By RICH FOLEY
Predicting the future has probably always been a bit of a black art. Everyone remembers the mistakes much more than any successes. I know I’m not the only one still waiting for those flying cars the “experts” used to predict were on the way.
Often, progress changes the equation and what seems to be a dire future takes on a new look. For instance, back in the late 1800s, some expert could have predicted that there would be so many horses needed by today’s growing population that we would all be knee deep in manure. Instead, people turned to that newfangled “horseless carriage” for transportation, bringing on its own set of problems. And later, experts promised those still-absent flying cars.
I got to thinking about this after looking through an old science textbook I picked up at the sale at the Lyons school a couple of months ago. The book, a 1950 edition of a 1941 text, had a couple of interesting predictions in it, both pertaining to the supply of oil.
One said that if we kept using oil at the present rate, the supply may not last for more than ten years. Other experts were cited who predicted the supply could last for another ten years beyond that. That means we would have run out back in 1970 at the latest. When predictions are wrong, it makes the next similar prediction harder to take seriously, even though the latest prophecy may turn out to be right.
Sometimes, what was acceptable turns out, often much later, to be a bad idea. The science book I purchased suggested, along with several other more benign ideas, that students “experiment with mercury,” adding the warning “be sure not to let the mercury touch gold.”
Apparently in the days following World War II, getting mercury near gold jewelry was the only danger people associated with the silvery metal. Mercury supposedly joins easily with gold, turning the gold to a silver color. If this happened, you were advised to take it to a jeweler to have the mercury “driven out.” Take some mercury to a jeweler now and see what kind of reception you get.
Nowadays, you need to be wearing a hazardous materials suit to be near mercury. Of course, back when the book was printed, schools were full of asbestos and lead-based paint, too. It’s a wonder any students from that era are still with us.
Another futuristic sort of experiment from the 50s will finally come to a conclusion this summer in Oklahoma. In 1957, city officials in Tulsa buried a time capsule to be opened 50 years later in June 2007. The winner of a contest to predict Tulsa’s 2007 population will receive all items in the time capsule, including a new 1957 Plymouth Belvedere.
The Plymouth was covered in a metal preservative called cosmolene, wrapped in plastic and buried in a steel and concrete box in front of the county courthouse.

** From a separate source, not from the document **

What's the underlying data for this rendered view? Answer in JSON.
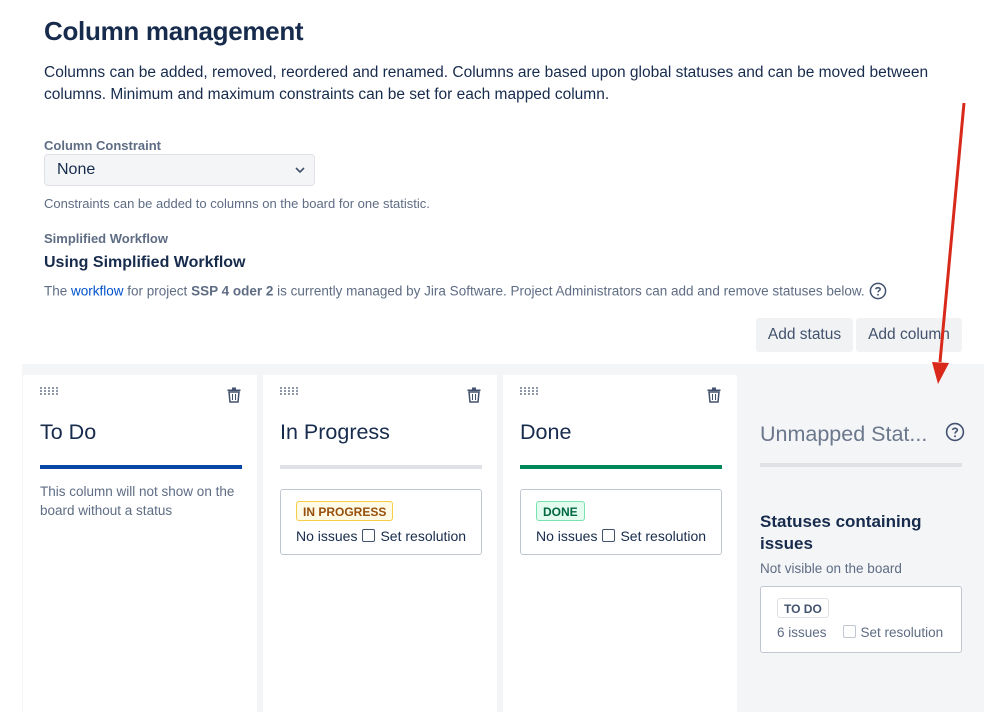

But were those precautions enough?
Rust was a common problem in 1957 Plymouths and some feel that there’s no way that the time capsule hasn’t cracked and left moisture into the car’s tomb during the last 49-1/2 years. And some of the items accompanying the Plymouth may prove problematic on their own.
The case of beer waiting for the lucky winner (or their heirs) will probably be merely undrinkable. But another prize, courtesy of someone’s prediction of the future, would make me think twice about attending the capsule opening.
Someone decided to include ten gallons of premium gasoline in the Belvedere’s trunk, in case gas was not available in 2007 (wrong again). An article in the New York Times predicts that the gasoline may now be a “potentially volatile cocktail of unstable flammable chemicals.” There’s that darned old future, biting you in the rear again.
On the positive side, a $100 savings account included with the car should be worth quite a bit more now. That would come in handy if the new owner wisely chooses to have his “new” Plymouth checked out by a mechanic before driving it. I’d advise buying some new tires, belts and hoses before taking it for a spin.
If, on the other hand, the Plymouth has devolved into a pile of scrap metal and dangerous fluids, the money will come in handy in paying all the fines the EPA will be assessing you. But look on the bright side. At least they didn’t include a giant flask of mercury with the prizes in the car. The future probably already has all the surprises it needs waiting for you. And no matter what, I guarantee the Plymouth will not be able to fly.- Jan. 31, 2007